From Termini, it's just a short walk to Nuovo Mercato Esquilino (Via Principe Amadeo between the Termini and Piazza Vittorio metro stations) a well-stocked covered market that vends cheap threads in one building, and in the other, all manner of inexpensive fish, veggies, antipasti, cheese, meats, fruits and grocery dry goods. It's great option for fresh fruits or for self-catering, if you happen to have a kitchen on hand. (Go in the morning. They close in the afternoons.)
There's good (and not-so good) eats across the city, of course, but our very favorite Roman meals consisted of:
* The luscious multi-course flavor bonanza at Il Posto Accanto... After, You Sing at Via del Boschetto 36/a. Vegetables are kings here, but they also serve excellent pasta and a meltingly luscious steak with mushrooms.
* The good, simple fare and gorgeous wines at Via Cavour 313, at 313 Via Cavor (naturally). Made with love and located conveniently just 'round the corner from the Colosseum.
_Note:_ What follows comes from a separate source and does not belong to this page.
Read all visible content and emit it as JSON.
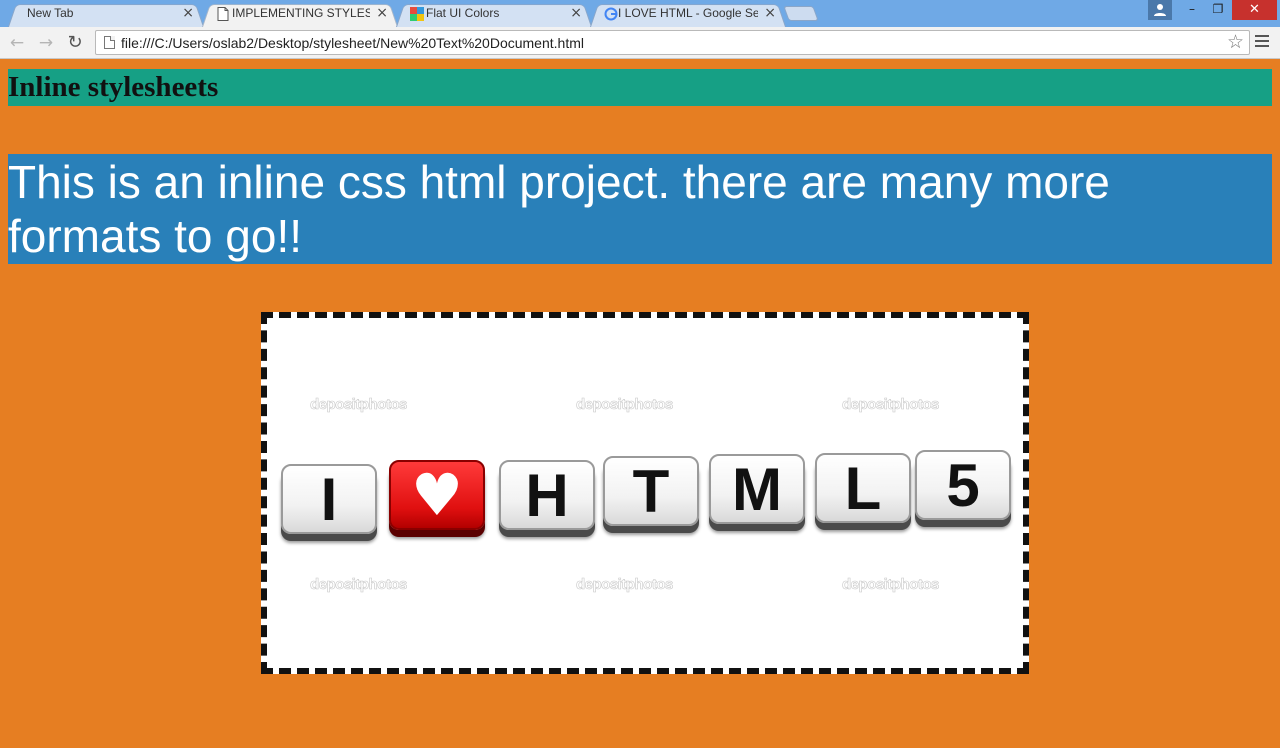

* The light, cracker-crisp, artisanal, by-the-slice delights at Come Manna dal Cielo... Like Manna from Heaven at Via del Latini 68/70 (Tel: 06-44362242) in Rome's hip student neighborhood, San Lorenzo. (We stopped here on three separate occasions, so I'll swoon over this spot yet again in my upcoming Roman pizza post.)
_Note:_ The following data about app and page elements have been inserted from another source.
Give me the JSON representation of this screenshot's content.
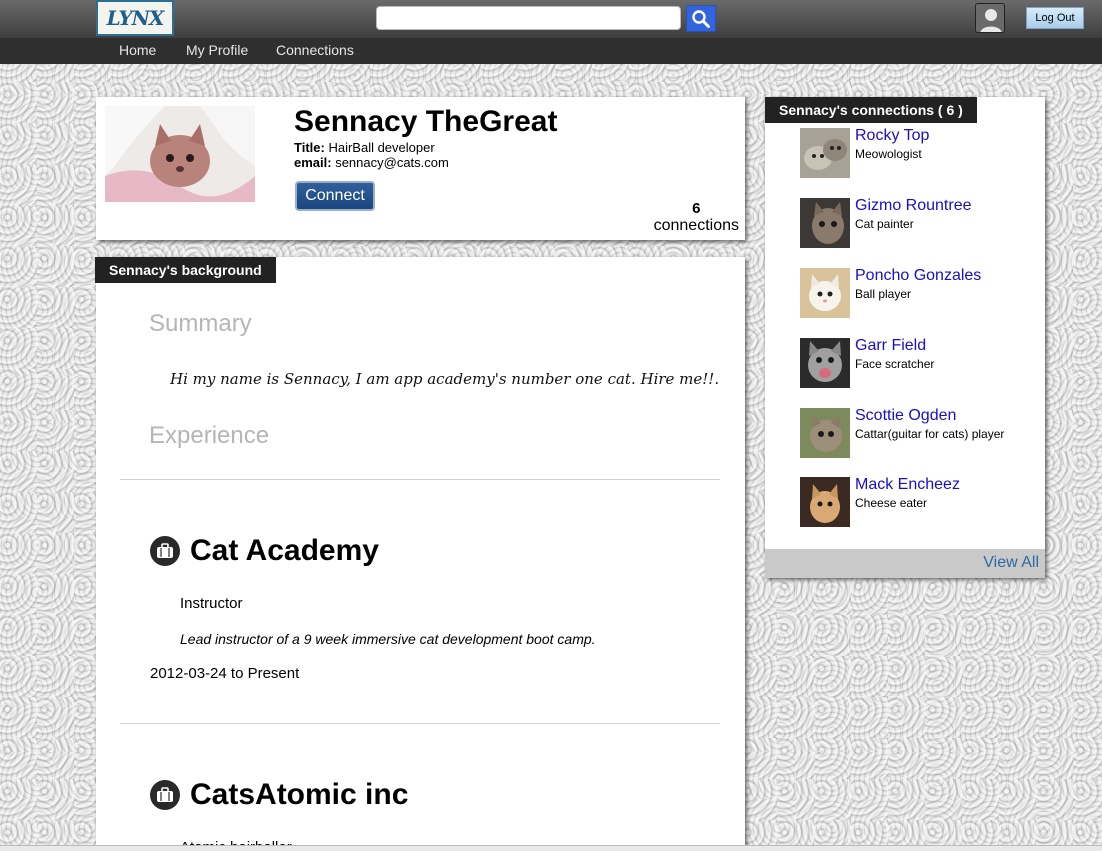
{
  "header": {
    "logo_text": "LYNX",
    "search": {
      "value": "",
      "placeholder": ""
    },
    "logout_label": "Log Out"
  },
  "nav": {
    "items": [
      {
        "label": "Home"
      },
      {
        "label": "My Profile"
      },
      {
        "label": "Connections"
      }
    ]
  },
  "profile": {
    "name": "Sennacy TheGreat",
    "title_label": "Title:",
    "title_value": "HairBall developer",
    "email_label": "email:",
    "email_value": "sennacy@cats.com",
    "connect_label": "Connect",
    "connection_count": "6",
    "connection_word": "connections"
  },
  "background": {
    "tab_label": "Sennacy's background",
    "summary_heading": "Summary",
    "summary_text": "Hi my name is Sennacy, I am app academy's number one cat. Hire me!!.",
    "experience_heading": "Experience",
    "experiences": [
      {
        "company": "Cat Academy",
        "title": "Instructor",
        "description": "Lead instructor of a 9 week immersive cat development boot camp.",
        "dates": "2012-03-24 to Present"
      },
      {
        "company": "CatsAtomic inc",
        "title": "Atomic hairballer"
      }
    ]
  },
  "connections": {
    "tab_label": "Sennacy's connections ( 6 )",
    "items": [
      {
        "name": "Rocky Top",
        "title": "Meowologist"
      },
      {
        "name": "Gizmo Rountree",
        "title": "Cat painter"
      },
      {
        "name": "Poncho Gonzales",
        "title": "Ball player"
      },
      {
        "name": "Garr Field",
        "title": "Face scratcher"
      },
      {
        "name": "Scottie Ogden",
        "title": "Cattar(guitar for cats) player"
      },
      {
        "name": "Mack Encheez",
        "title": "Cheese eater"
      }
    ],
    "view_all_label": "View All"
  },
  "icons": [
    "search-icon",
    "user-avatar-icon",
    "briefcase-icon"
  ],
  "colors": {
    "topbar": "#4a4a4a",
    "navbar": "#2f2f2f",
    "link_blue": "#1a0dcc",
    "connect_button": "#1c467e",
    "search_button": "#3364e0"
  }
}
* And just down the way, Da Franco ar Vicoletto, San Lorenzo's very no-nonsense, prix-fixe, working-class seafood resto at Via dei Falisci 1/b. They'll offer you clams and mussels in butter sauce, whole fish on platters, the house white wine (ideal with fish!) and dozens of boisterous Italian families enjoying dinner together.
A lot of the beauty of Italian food is based in its good, locally available ingredients. While there, I couldn't help but notice that many of the vegetable sides were simply (deliciously) done up with a drizzle of olive oil and maybe a squeeze of fresh lemon.
So the takeaway for this trip is a supremely simple recipe for Romi-inspired sautéed zucchini (which happens to be in season at the markets right now)... but gosh, you could use this easy, tasty olive oil/lemon juice trick to accent just about any green vegetable, whether sautéed, roasted, grilled, broiled or boiled.
Just use good, fresh olive oil with good, fresh veggies and maybe add an herb like chopped parsley, mint or basil. Molto fast, molto easy, molto mouthwatering.
1 tsp olive oil for cooking (+ a little extra for drizzling)
1/2 clove olive oil, minced (optional)
1 medium zucchini or yellow squash, sliced into 1/4-inch rounds
Salt and pepper to taste
1/2 fresh lemon
A few fresh basil leaves/flowers (optional, to garnish)
1. Heat 1 tsp olive oil in a skillet over medium heat and add the garlic, if using. Cook for 1 minute before adding the zucchini or squash.
2. Sauté for 5-8 minutes, stirring up the slices frequently to prevent over-coloring.
3. Add salt and pepper to taste before transferring to a serving plate. Garnish with a drizzle of olive oil, a squeeze of lemon and a garnish of basil leaves/flowers, if using. Serve immediately.
And, of course, I took a bunch of lovely photos (mostly food, of course) that reside here in the full Italy photoset at Flickr.
Ciao for now!